  23. Rush D, Stein Z, Susser M. A randomized controlled trial of prenatal nutritional supplementation in New York City. Pediatrics. 1980;65:683–97.PubMedGoogle Scholar
  24. Sommerfelt K, Andersson HW, Sonnander K, Ahlsten G, Ellersten B, Markestad T, Jacobsen G, Hoffman HJ, Bakketeig L. Cognitive development of term small for gestational age children at five years of age. Arch Dis Child 2000;83:25–30.PubMedCrossRefGoogle Scholar
  25. Strauss RS. Adult functional outcome of those born small for gestational age: twenty-six-year follow-up of the 1970 British Birth Cohort. JAMA 2000;283:625–32.PubMedCrossRefGoogle Scholar
  26. Villar J, Smeriglio V, Martorell R, Brown CH, Klein RE. Heterogeneous growth and mental development of intrauterine growth-retarded infants during the first 3 years of life. Pediatrics. 1984;74:783–91.PubMedGoogle Scholar
  27. Walker SP, Chang SM, Powell CA, Grantham-McGregor SM. Psychosocial intervention improves the development of term low-birth-weight infants. J Nutr. 2004;134:1417–23.PubMedGoogle Scholar
  28. Wang WL, Sung YT, Sung FC, Lu TH, Kuo SC, Li CY. Low birth weight, prematurity, and paternal social status: impact on the basic competence test in Taiwanese adolescents.
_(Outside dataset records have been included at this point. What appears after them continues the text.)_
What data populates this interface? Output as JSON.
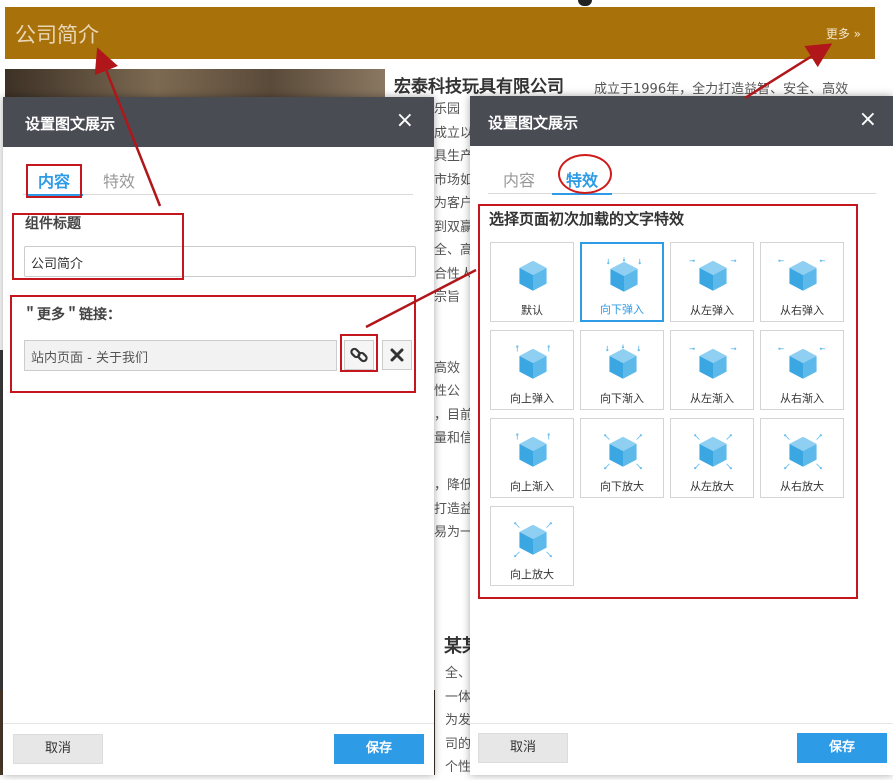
{
  "background": {
    "header_title": "公司简介",
    "more_link": "更多 »",
    "company_name": "宏泰科技玩具有限公司",
    "company_desc": "成立于1996年，全力打造益智、安全、高效",
    "column_lines": [
      "乐园",
      "成立以",
      "具生产",
      "市场如",
      "为客户",
      "到双赢",
      "全、高",
      "合性人",
      "宗旨",
      "",
      "",
      "高效",
      "性公",
      "，目前",
      "量和信",
      "",
      "，降低",
      "打造益",
      "易为一"
    ],
    "heading2": "某某",
    "column2_lines": [
      "全、",
      "一体",
      "为发",
      "司的",
      "个性"
    ]
  },
  "left_dialog": {
    "title": "设置图文展示",
    "close": "×",
    "tabs": [
      {
        "label": "内容",
        "active": true
      },
      {
        "label": "特效",
        "active": false
      }
    ],
    "component_title_label": "组件标题",
    "component_title_value": "公司简介",
    "more_link_label": "＂更多＂链接：",
    "more_link_value": "站内页面 - 关于我们",
    "link_icon": "link-icon",
    "remove_icon": "remove-icon",
    "cancel": "取消",
    "save": "保存"
  },
  "right_dialog": {
    "title": "设置图文展示",
    "close": "×",
    "tabs": [
      {
        "label": "内容",
        "active": false
      },
      {
        "label": "特效",
        "active": true
      }
    ],
    "effects_title": "选择页面初次加载的文字特效",
    "selected_effect": "向下弹入",
    "effects": [
      {
        "label": "默认",
        "arrows": "none"
      },
      {
        "label": "向下弹入",
        "arrows": "down"
      },
      {
        "label": "从左弹入",
        "arrows": "right"
      },
      {
        "label": "从右弹入",
        "arrows": "left"
      },
      {
        "label": "向上弹入",
        "arrows": "up"
      },
      {
        "label": "向下渐入",
        "arrows": "down"
      },
      {
        "label": "从左渐入",
        "arrows": "right"
      },
      {
        "label": "从右渐入",
        "arrows": "left"
      },
      {
        "label": "向上渐入",
        "arrows": "up"
      },
      {
        "label": "向下放大",
        "arrows": "expand"
      },
      {
        "label": "从左放大",
        "arrows": "expand"
      },
      {
        "label": "从右放大",
        "arrows": "expand"
      },
      {
        "label": "向上放大",
        "arrows": "expand"
      }
    ],
    "cancel": "取消",
    "save": "保存"
  },
  "colors": {
    "accent": "#2e9be6",
    "header_bar": "#a8710a",
    "dialog_header": "#4a4c54",
    "annotation": "#c4161c",
    "cube_light": "#8fd0f2",
    "cube_dark": "#3aa7e3"
  }
}
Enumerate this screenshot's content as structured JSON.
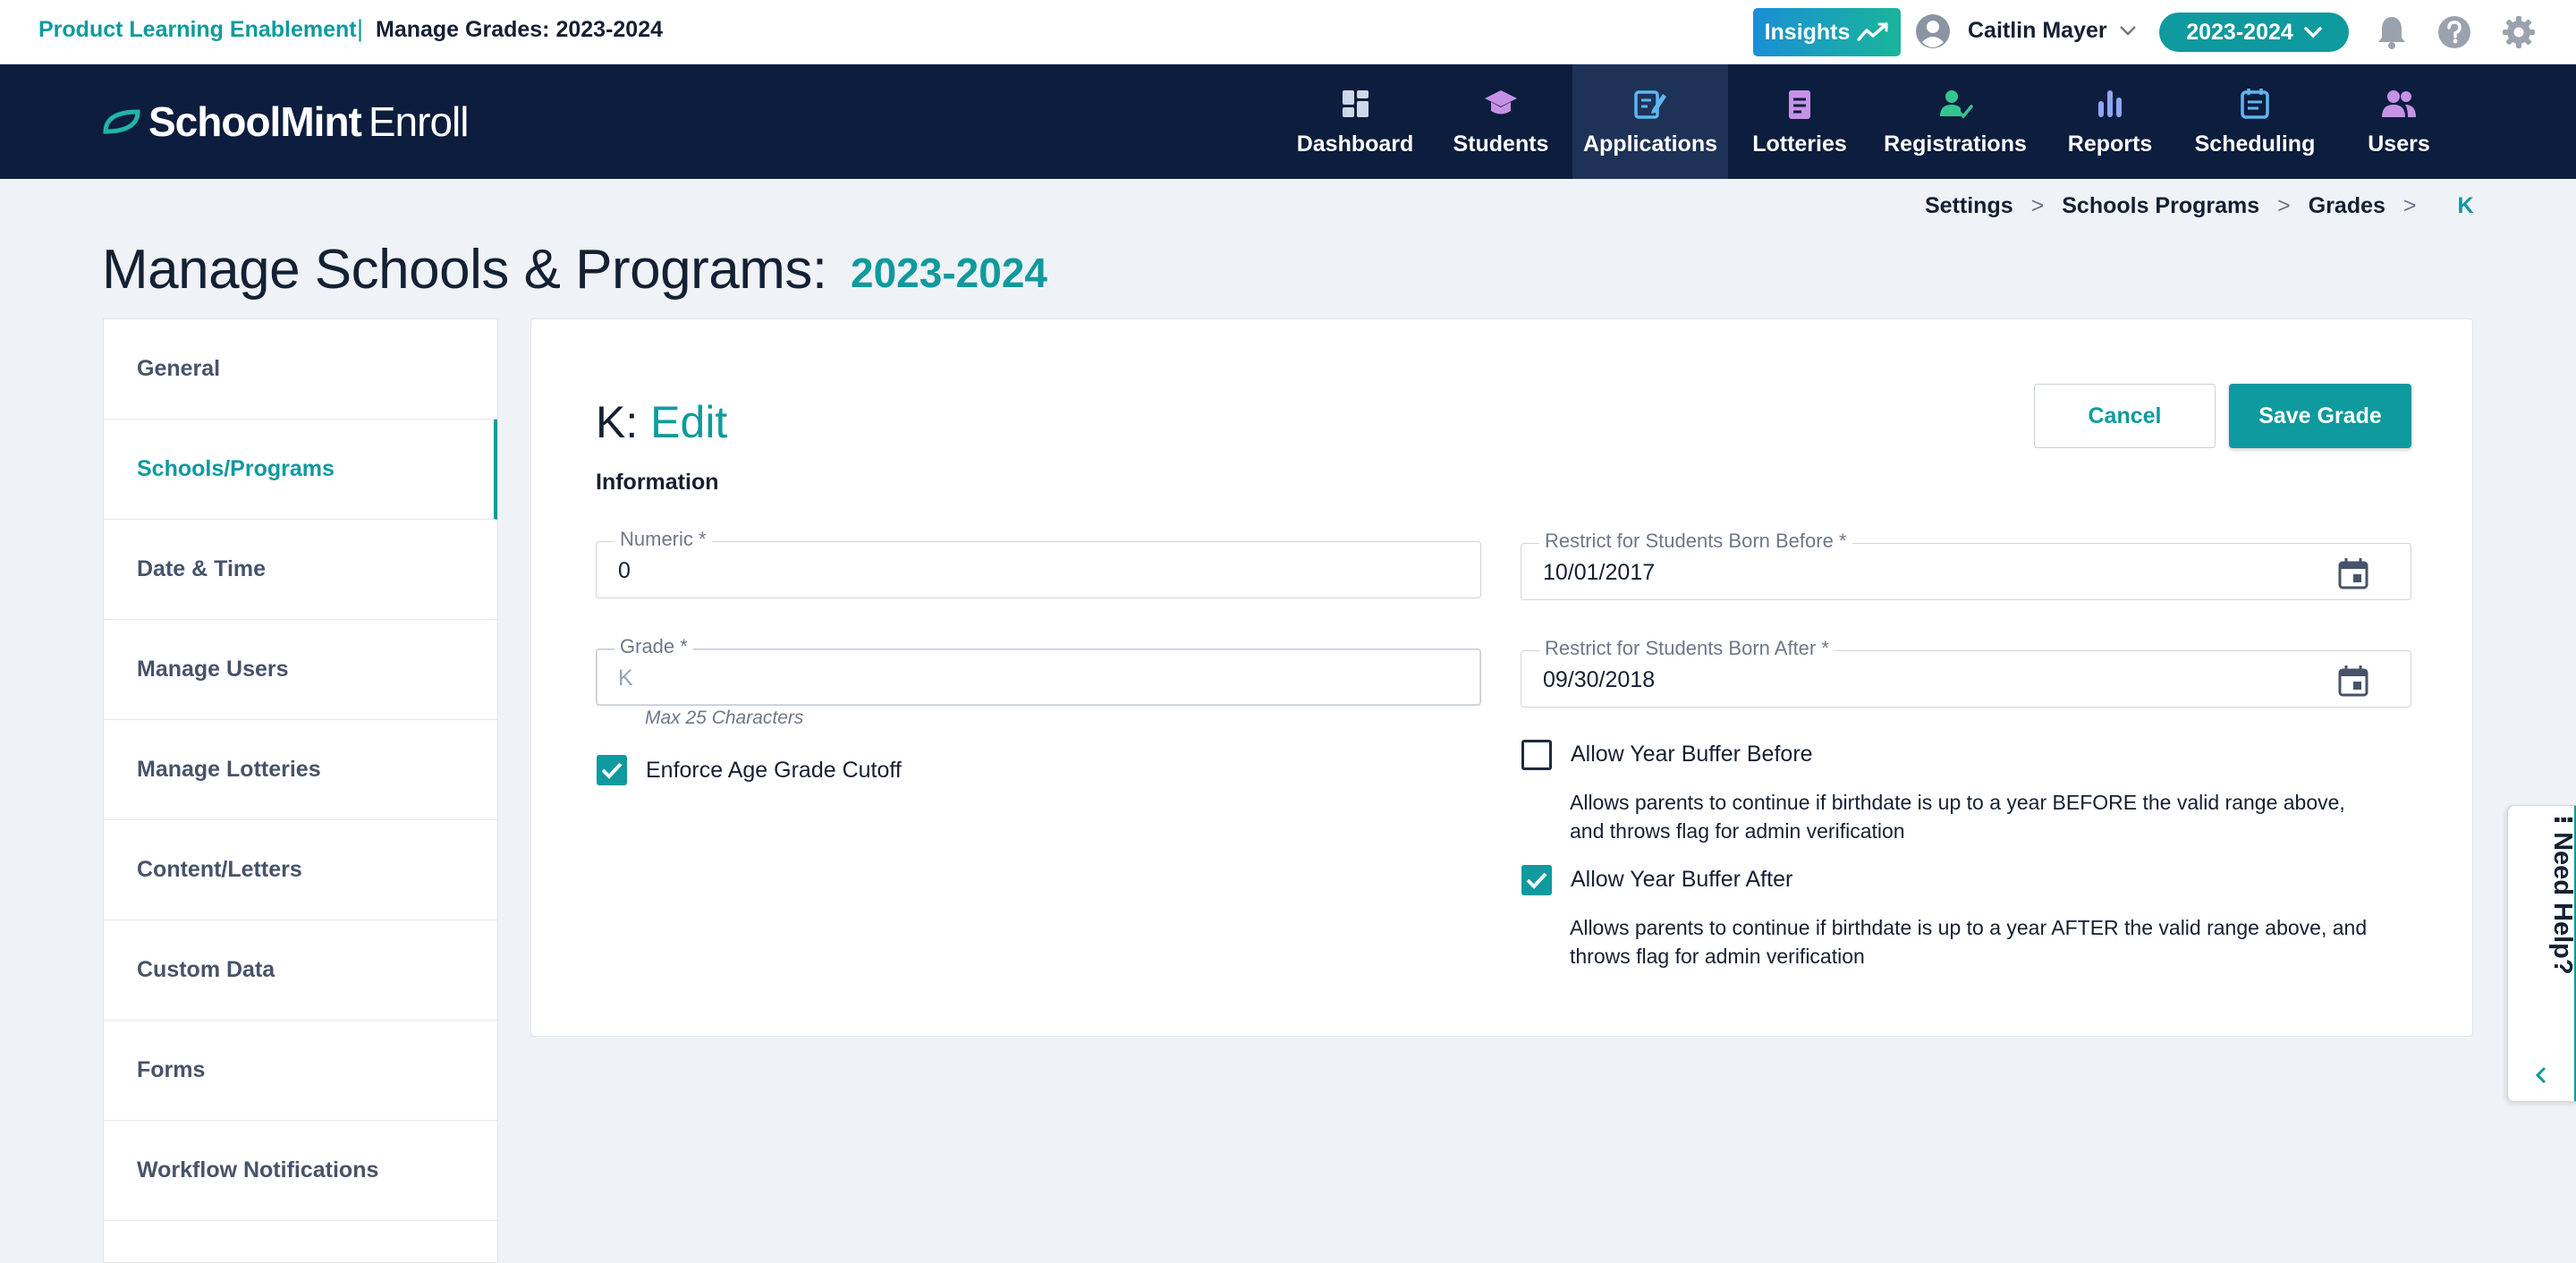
{
  "topbar": {
    "org": "Product Learning Enablement",
    "separator": "|",
    "page": "Manage Grades: 2023-2024",
    "insights_label": "Insights",
    "user_name": "Caitlin Mayer",
    "year": "2023-2024"
  },
  "brand": {
    "bold": "SchoolMint",
    "thin": "Enroll"
  },
  "nav": {
    "items": [
      {
        "label": "Dashboard",
        "icon": "dashboard-icon"
      },
      {
        "label": "Students",
        "icon": "graduation-cap-icon"
      },
      {
        "label": "Applications",
        "icon": "edit-document-icon",
        "active": true
      },
      {
        "label": "Lotteries",
        "icon": "clipboard-icon"
      },
      {
        "label": "Registrations",
        "icon": "user-check-icon"
      },
      {
        "label": "Reports",
        "icon": "bar-chart-icon"
      },
      {
        "label": "Scheduling",
        "icon": "calendar-list-icon"
      },
      {
        "label": "Users",
        "icon": "users-icon"
      }
    ]
  },
  "breadcrumb": {
    "items": [
      "Settings",
      "Schools Programs",
      "Grades"
    ],
    "separator": ">",
    "current": "K"
  },
  "page": {
    "title": "Manage Schools & Programs:",
    "year": "2023-2024"
  },
  "sidebar": {
    "items": [
      {
        "label": "General"
      },
      {
        "label": "Schools/Programs",
        "active": true
      },
      {
        "label": "Date & Time"
      },
      {
        "label": "Manage Users"
      },
      {
        "label": "Manage Lotteries"
      },
      {
        "label": "Content/Letters"
      },
      {
        "label": "Custom Data"
      },
      {
        "label": "Forms"
      },
      {
        "label": "Workflow Notifications"
      }
    ]
  },
  "form": {
    "title_prefix": "K:",
    "title_action": "Edit",
    "cancel_label": "Cancel",
    "save_label": "Save Grade",
    "section": "Information",
    "numeric": {
      "label": "Numeric *",
      "value": "0"
    },
    "grade": {
      "label": "Grade *",
      "value": "K",
      "hint": "Max 25 Characters"
    },
    "born_before": {
      "label": "Restrict for Students Born Before *",
      "value": "10/01/2017"
    },
    "born_after": {
      "label": "Restrict for Students Born After *",
      "value": "09/30/2018"
    },
    "enforce_cutoff": {
      "label": "Enforce Age Grade Cutoff",
      "checked": true
    },
    "buffer_before": {
      "label": "Allow Year Buffer Before",
      "checked": false,
      "description": "Allows parents to continue if birthdate is up to a year BEFORE the valid range above, and throws flag for admin verification"
    },
    "buffer_after": {
      "label": "Allow Year Buffer After",
      "checked": true,
      "description": "Allows parents to continue if birthdate is up to a year AFTER the valid range above, and throws flag for admin verification"
    }
  },
  "help_tab": {
    "label": "Need Help?"
  },
  "colors": {
    "accent": "#0e9a9e",
    "navy": "#0c1d3e",
    "nav_active": "#1e3257",
    "background": "#eff3f8"
  }
}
J Pediatr. 2008;153:333–8.PubMedCrossRefGoogle Scholar

Copyright information

© Springer Science+Business Media, LLC 2012

Authors and Affiliations

  1. 1.Epidemiology Research UnitTropical Medicine Research Institute, The University of the West IndiesMona, Kingston 7Jamaica

Personalised recommendations